    Comment by Dianne — October 30, 2006 @ 4:09 pm | Reply

  4. Oops, forgot one other point in the massive comment above: The use of anonymous sampling without unique identifiers is quite common when performing studies in areas of conflict. See this study for an example. Also note that the cluster size given is 30. Again, if you want to claim that the Roberts group’s study is poorly done you essentially have to throw out all data about mortality from any area of conflict.

    Finally, a point that you didn’t cover in any way but I’d be interested to hear your thoughts on: The numbers obtained are not inconsistent with estimates of what the true numbers should be given Iraq Body Count’s direct measurement. Passive counting methods, especially those that use media reports as their basis, are inevitably undercounts. As the references from the Roberts paper show, the best numbers obtained by this method counted about 20% of all deaths. 5-10% would be closer to average for a country in a major conflict. So, using the IBC numbers, one could expect a true value of 224,000 to 995,000–not so different from the figures Roberts and his group obtained.

    Comment by Dianne — October 30, 2006 @ 4:26 pm | Reply

  5. Sample bias from only looking at people who live in towns probably isn’t as great as you might guess. This is because Iraq, unlike say, Midwestern or Southern America, is a place where the vast majority of residents live in a relatively densely populated area. Iraq is more like Arizona or Nevada, in which the vast majority of people cluster around urban centers near water sources, with a handful of people strewn across the desert, than it is like Indiana or Alabama or Iowa, were population is more evenly distributed.

    Comment by ohwilleke — October 30, 2006 @ 4:46 pm | Reply

  6. According to UNICEF, 33% of the Iraqi population is rural.

    I think you underestimate the non-urbanized population of Iraq, ohwilleke. There are still a lot of nomads and hill/marsh dwellers out there – people without main streets to intersect, so to speak.

    Comment by Robert — October 30, 2006 @ 5:00 pm | Reply

  7. See, for example, this study of deaths in Kosovo. (Full text is available by following the link to Lancet and signing up.

    Or just download a PDF

    Comment by Daran — October 30, 2006 @ 11:00 pm | Reply

RSS feed for comments on this post. TrackBack URI

Leave a Reply

Fill in your details below or click an icon to log in: Logo

You are commenting using your account. Log Out /  Change )

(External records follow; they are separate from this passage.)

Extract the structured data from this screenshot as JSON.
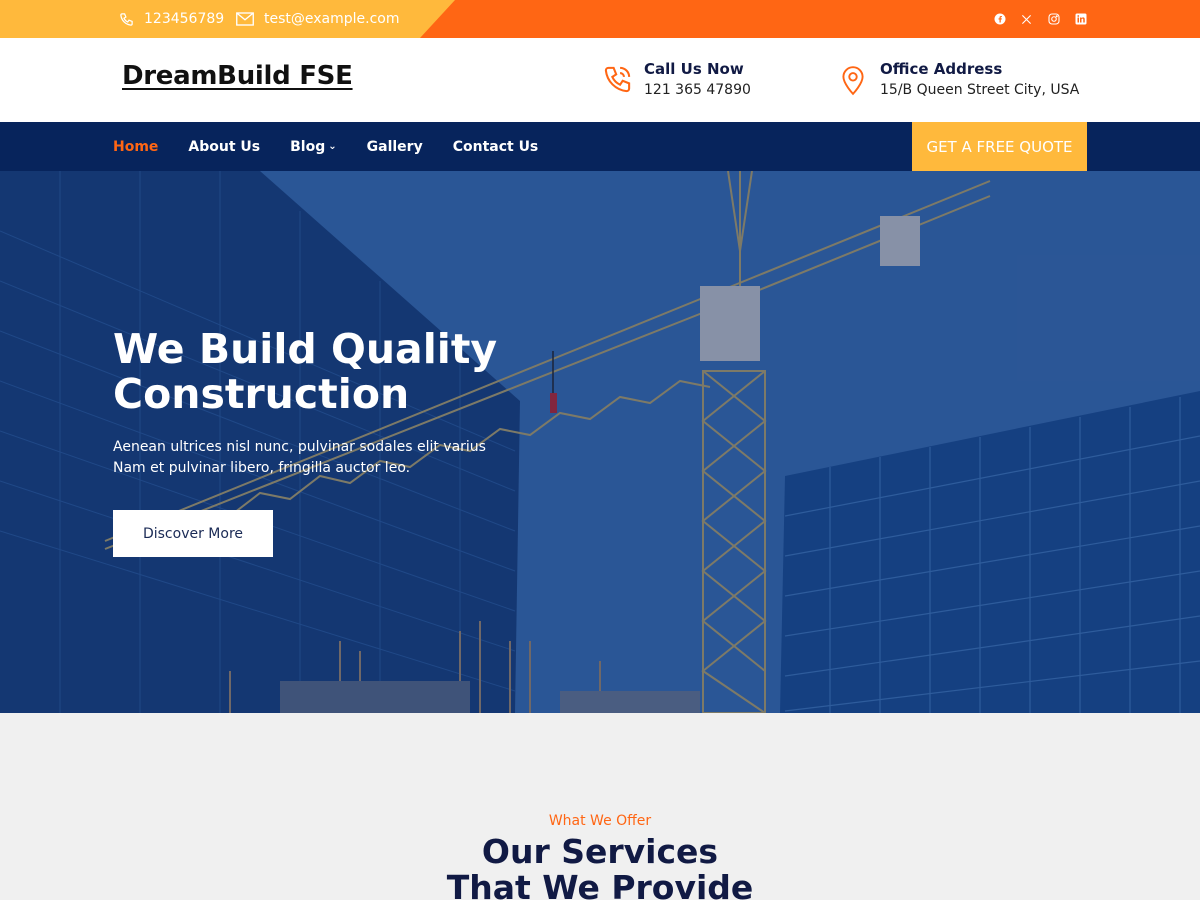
{
  "topbar": {
    "phone": "123456789",
    "email": "test@example.com",
    "colors": {
      "orange": "#ff6614",
      "yellow": "#ffb93c"
    },
    "socials": [
      "facebook-icon",
      "x-icon",
      "instagram-icon",
      "linkedin-icon"
    ]
  },
  "header": {
    "logo": "DreamBuild FSE",
    "call": {
      "title": "Call Us Now",
      "value": "121 365 47890",
      "icon": "phone-icon"
    },
    "address": {
      "title": "Office Address",
      "value": "15/B Queen Street City, USA",
      "icon": "map-pin-icon"
    }
  },
  "nav": {
    "items": [
      {
        "label": "Home",
        "active": true
      },
      {
        "label": "About Us"
      },
      {
        "label": "Blog",
        "has_dropdown": true
      },
      {
        "label": "Gallery"
      },
      {
        "label": "Contact Us"
      }
    ],
    "cta": "GET A FREE QUOTE",
    "background": "#07245c"
  },
  "hero": {
    "title": "We Build Quality Construction",
    "subtitle": "Aenean ultrices nisl nunc, pulvinar sodales elit varius Nam et pulvinar libero, fringilla auctor leo.",
    "button": "Discover More"
  },
  "services": {
    "eyebrow": "What We Offer",
    "title": "Our Services That We Provide"
  }
}
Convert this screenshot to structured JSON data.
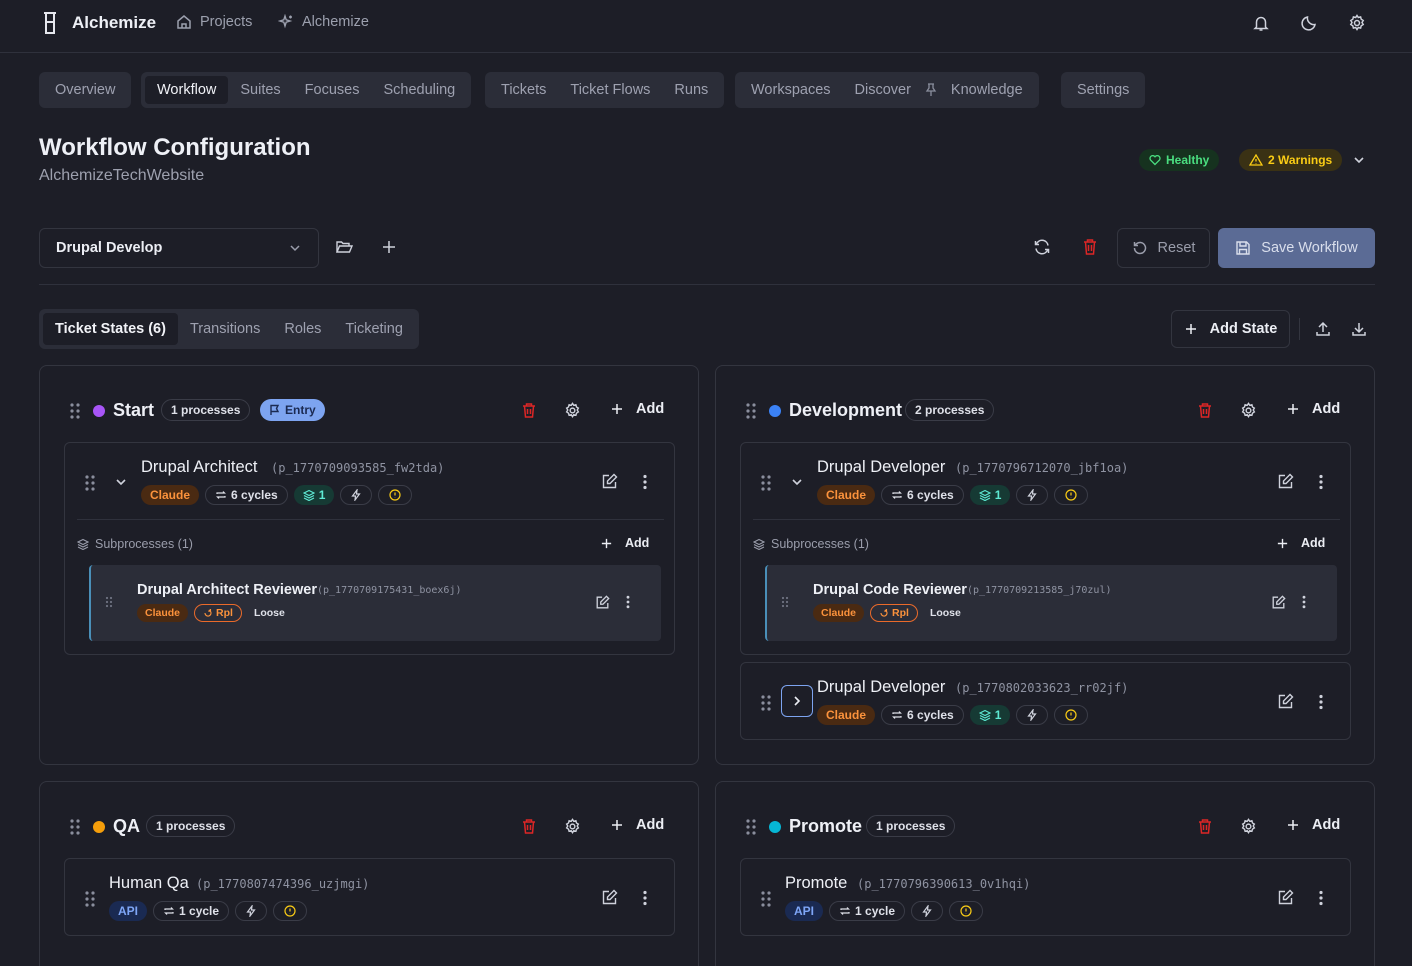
{
  "app": {
    "name": "Alchemize"
  },
  "topnav": {
    "projects": "Projects",
    "alchemize": "Alchemize"
  },
  "tabs": [
    [
      "Overview"
    ],
    [
      "Workflow",
      "Suites",
      "Focuses",
      "Scheduling"
    ],
    [
      "Tickets",
      "Ticket Flows",
      "Runs"
    ],
    [
      "Workspaces",
      "Discover",
      "Knowledge"
    ],
    [
      "Settings"
    ]
  ],
  "header": {
    "title": "Workflow Configuration",
    "subtitle": "AlchemizeTechWebsite",
    "healthy": "Healthy",
    "warnings": "2 Warnings"
  },
  "workflow": {
    "selected": "Drupal Develop",
    "reset": "Reset",
    "save": "Save Workflow"
  },
  "subtabs": [
    "Ticket States (6)",
    "Transitions",
    "Roles",
    "Ticketing"
  ],
  "add_state": "Add State",
  "add_label": "Add",
  "subprocesses_label": "Subprocesses (1)",
  "entry_label": "Entry",
  "states": {
    "start": {
      "name": "Start",
      "count": "1 processes",
      "color": "#a855f7",
      "proc": {
        "name": "Drupal Architect",
        "id": "(p_1770709093585_fw2tda)",
        "agent": "Claude",
        "cycles": "6 cycles",
        "subs": "1"
      },
      "sub": {
        "name": "Drupal Architect Reviewer",
        "id": "(p_1770709175431_boex6j)",
        "agent": "Claude",
        "rpl": "Rpl",
        "mode": "Loose"
      }
    },
    "development": {
      "name": "Development",
      "count": "2 processes",
      "color": "#3b82f6",
      "proc": {
        "name": "Drupal Developer",
        "id": "(p_1770796712070_jbf1oa)",
        "agent": "Claude",
        "cycles": "6 cycles",
        "subs": "1"
      },
      "sub": {
        "name": "Drupal Code Reviewer",
        "id": "(p_1770709213585_j70zul)",
        "agent": "Claude",
        "rpl": "Rpl",
        "mode": "Loose"
      },
      "proc2": {
        "name": "Drupal Developer",
        "id": "(p_1770802033623_rr02jf)",
        "agent": "Claude",
        "cycles": "6 cycles",
        "subs": "1"
      }
    },
    "qa": {
      "name": "QA",
      "count": "1 processes",
      "color": "#f59e0b",
      "proc": {
        "name": "Human Qa",
        "id": "(p_1770807474396_uzjmgi)",
        "agent": "API",
        "cycles": "1 cycle"
      }
    },
    "promote": {
      "name": "Promote",
      "count": "1 processes",
      "color": "#06b6d4",
      "proc": {
        "name": "Promote",
        "id": "(p_1770796390613_0v1hqi)",
        "agent": "API",
        "cycles": "1 cycle"
      }
    }
  },
  "colors": {
    "accent": "#5b6b95",
    "danger": "#dc2626",
    "healthy": "#4ade80",
    "warning": "#facc15"
  }
}
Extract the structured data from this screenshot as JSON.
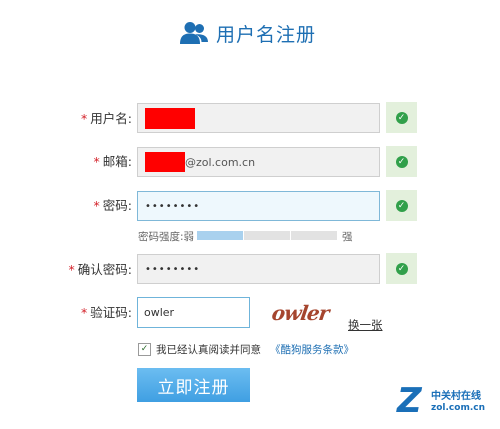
{
  "header": {
    "title": "用户名注册",
    "icon": "users-icon"
  },
  "form": {
    "username": {
      "label": "用户名:",
      "value": "",
      "valid": true
    },
    "email": {
      "label": "邮箱:",
      "value_suffix": "@zol.com.cn",
      "valid": true
    },
    "password": {
      "label": "密码:",
      "value": "••••••••",
      "valid": true
    },
    "strength": {
      "label": "密码强度:弱",
      "strong_label": "强",
      "level": 1,
      "levels": 3
    },
    "confirm": {
      "label": "确认密码:",
      "value": "••••••••",
      "valid": true
    },
    "captcha": {
      "label": "验证码:",
      "value": "owler",
      "image_text": "owler",
      "refresh_label": "换一张"
    },
    "agree": {
      "checked": true,
      "text": "我已经认真阅读并同意",
      "link": "《酷狗服务条款》"
    },
    "submit_label": "立即注册",
    "required_mark": "*"
  },
  "watermark": {
    "cn": "中关村在线",
    "en": "zol.com.cn",
    "logo": "Z"
  },
  "colors": {
    "accent": "#1e6fb3",
    "required": "#d4222a",
    "valid": "#31a04a",
    "redaction": "#ff0000"
  }
}
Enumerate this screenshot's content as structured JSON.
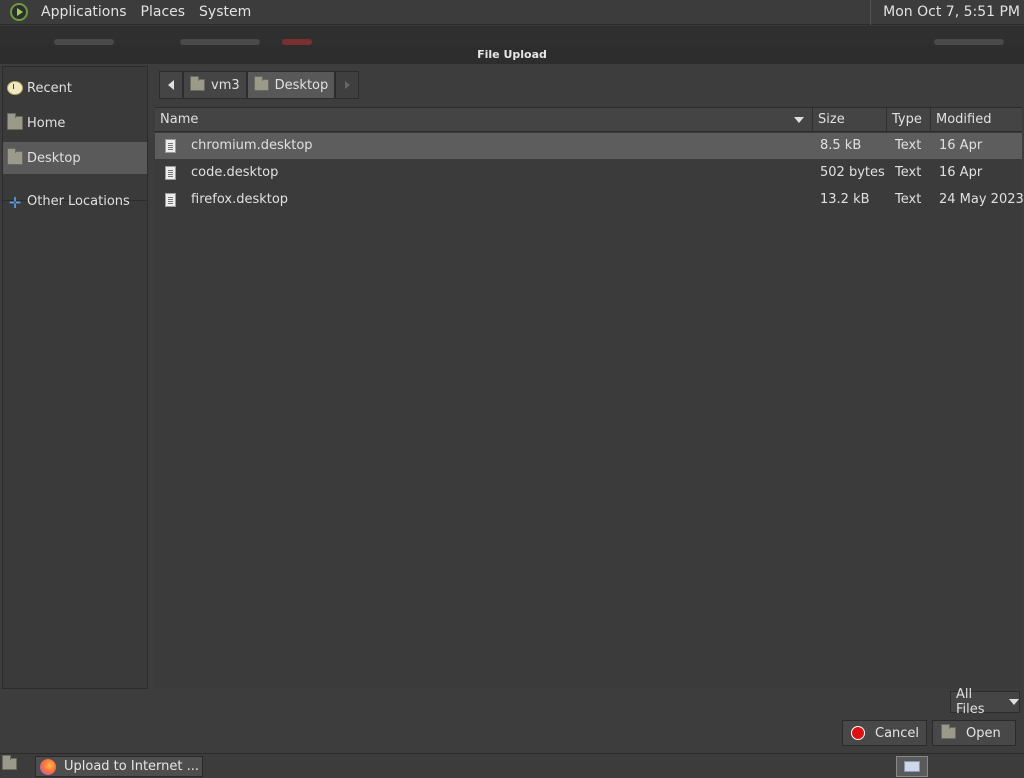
{
  "top_panel": {
    "menus": [
      "Applications",
      "Places",
      "System"
    ],
    "clock": "Mon Oct  7,  5:51 PM"
  },
  "dialog": {
    "title": "File Upload"
  },
  "sidebar": {
    "items": [
      {
        "label": "Recent",
        "icon": "recent-clock-icon"
      },
      {
        "label": "Home",
        "icon": "home-folder-icon"
      },
      {
        "label": "Desktop",
        "icon": "desktop-folder-icon",
        "active": true
      },
      {
        "label": "Other Locations",
        "icon": "plus-icon"
      }
    ]
  },
  "pathbar": {
    "segments": [
      "vm3",
      "Desktop"
    ],
    "active": "Desktop"
  },
  "file_list": {
    "columns": [
      "Name",
      "Size",
      "Type",
      "Modified"
    ],
    "sort_column": "Name",
    "rows": [
      {
        "name": "chromium.desktop",
        "size": "8.5 kB",
        "type": "Text",
        "modified": "16 Apr",
        "selected": true
      },
      {
        "name": "code.desktop",
        "size": "502 bytes",
        "type": "Text",
        "modified": "16 Apr"
      },
      {
        "name": "firefox.desktop",
        "size": "13.2 kB",
        "type": "Text",
        "modified": "24 May 2023"
      }
    ]
  },
  "filter": {
    "label": "All Files"
  },
  "buttons": {
    "cancel": "Cancel",
    "open": "Open"
  },
  "taskbar": {
    "task_label": "Upload to Internet ..."
  },
  "colors": {
    "selection": "#5d5d5d",
    "cancel_icon": "#dd1111",
    "background": "#3d3d3d"
  }
}
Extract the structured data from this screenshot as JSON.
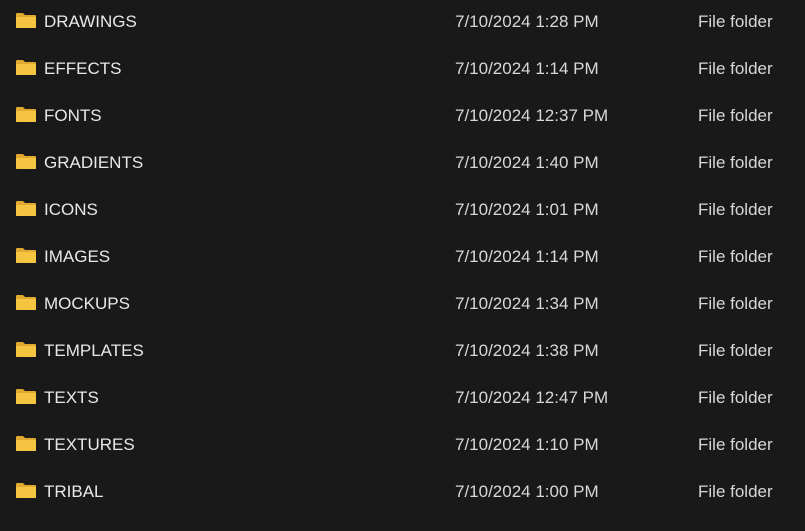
{
  "folder_icon": {
    "name": "folder-icon",
    "color_front": "#F5C542",
    "color_back": "#E0A82E"
  },
  "rows": [
    {
      "name": "DRAWINGS",
      "date": "7/10/2024 1:28 PM",
      "type": "File folder"
    },
    {
      "name": "EFFECTS",
      "date": "7/10/2024 1:14 PM",
      "type": "File folder"
    },
    {
      "name": "FONTS",
      "date": "7/10/2024 12:37 PM",
      "type": "File folder"
    },
    {
      "name": "GRADIENTS",
      "date": "7/10/2024 1:40 PM",
      "type": "File folder"
    },
    {
      "name": "ICONS",
      "date": "7/10/2024 1:01 PM",
      "type": "File folder"
    },
    {
      "name": "IMAGES",
      "date": "7/10/2024 1:14 PM",
      "type": "File folder"
    },
    {
      "name": "MOCKUPS",
      "date": "7/10/2024 1:34 PM",
      "type": "File folder"
    },
    {
      "name": "TEMPLATES",
      "date": "7/10/2024 1:38 PM",
      "type": "File folder"
    },
    {
      "name": "TEXTS",
      "date": "7/10/2024 12:47 PM",
      "type": "File folder"
    },
    {
      "name": "TEXTURES",
      "date": "7/10/2024 1:10 PM",
      "type": "File folder"
    },
    {
      "name": "TRIBAL",
      "date": "7/10/2024 1:00 PM",
      "type": "File folder"
    }
  ]
}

Google photo

You are commenting using your Google account. Log Out /  Change )

Twitter picture

You are commenting using your Twitter account. Log Out /  Change )

Facebook photo

You are commenting using your Facebook account. Log Out /  Change )

Connecting to %s

Create a free website or blog at

%d bloggers like this: